The Telegraph in a leader defending Freedom of Information: "Ultimately, easy access to political information will breed a culture change. If councils know that the public are watching their spending then they will spend less, and publish full accounts that show how well they are behaving. If politicians understand that mistakes, disasters and backfiring initiatives are likely to wind up on a front page then they will be quick to correct errors, or be honest about what went wrong. If politicians recognise this change and embrace it, they can make it work for them. Transparency will help re-establish trust in British politics."
Colin Myler, interviewed in the Guardian: “We really do beat the crap out of each other too much as an industry. We’re not very good at talking each other up. How many times can people write about the decline in circulation? It’s been in decline for 50 years! The Buzzfeeds of this world have realised that piggybacking off good journalism is going be their legacy. And yet we are the founders of it, and we’re so negative.”
Paul Hayward in the Telegraph on the way sport helped him as he was treated for cancer: "Sport is my living, and a passion, too. But I understand it better now, nearly 30 years into the job. Much of the best sports writing is about the life stories that underpin the winning and losing. ‘Adversity overcome’ is a default mode for reporting and broadcasting. A corollary is that sport can help people in the most profound ways, on the field and up in the stands. It can help make sense of life and connect people in difficulty to a world they have fallen out of and to which they fear they may never return."
Jurgen Kloop on Jose Mourhino, as reported by the BBC: "I am full of respect for his work. I think if you are not a journalist or a referee he is a nice guy."
The BBC after police used special counter-terrorism powers to seize a laptop computer belonging to Newsnight reporter Secunder Kermani: “The BBC does everything it can to protect its reporters’ communication and materials and sought independent expert legal advice in the case of Secunder Kermani. It did not resist Thames Valley’s application for an order under the Terrorism Act in court because the Act does not afford grounds under which it could be opposed. It is troubling that this legislation does not provide the opportunity for the media to mount a freedom of speech defence.”
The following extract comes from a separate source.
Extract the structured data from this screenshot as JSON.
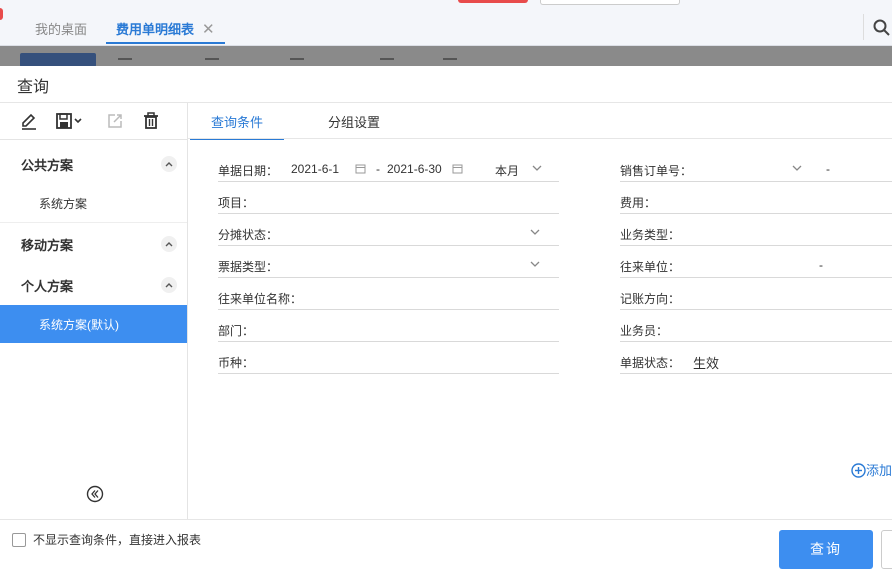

Nick Cohen in the Observer: "There are many long-established institutions we could live without. If the Times or the Home Office were to vanish tomorrow, we would survive. For all its glaring faults, the majority of people know that a diminished BBC, like a diminished NHS, would diminish them. The majority of people don’t set policy, however. In times of crisis, the activists with simple, sweeping solutions take over. Whether they are English nationalists, who want independence from Brussels, Scottish nationalists, who want independence from London, rightwingers, who hate the public sector or leftwingers who hate liberal freedoms, they all want to see the BBC beaten into submission."
The Times [£] in a leader after the conviction of Mark Dorling was referred to the Court of Appeal following a Times investigation: "The initial verdict will in due course be examined by the appropriate judicial authority. Whatever the appellate court decides, this outcome is as it should be in a functioning democracy. As and when the formal, constitutionally orthodox and — some might argue — more respectable branches of the state fall short, the fourth estate has a duty to step in."
Alan Bennett, interviewed in the Guardian: “The lies on the front page of the Mail are so vulgar and glaring. Occasionally people say they like my work and then I see they have a copy of the Mail, and you think, ‘Well, how can you?’”
The Daily Mail in a leader: "This paper is proud of the leading role we played in securing the return home of the last British resident in Guantanamo Bay after his 14 years’ captivity. For the release of Shaker Aamer begins what we hope will be the end of a truly shameful period in our history, when a Labour Government colluded with the Americans in torturing suspects and incarcerating them without trial, in inhuman conditions, for years on end. Yes, many have asked why a paper that abhors Islamist terrorism has campaigned so tenaciously to free a man suspected of close links with Osama bin Laden. Our answer is simple. Though we hold no brief for Mr Aamer, who may indeed have been an enemy of the West (and could still be), we believe with a burning passion in justice and the rule of law."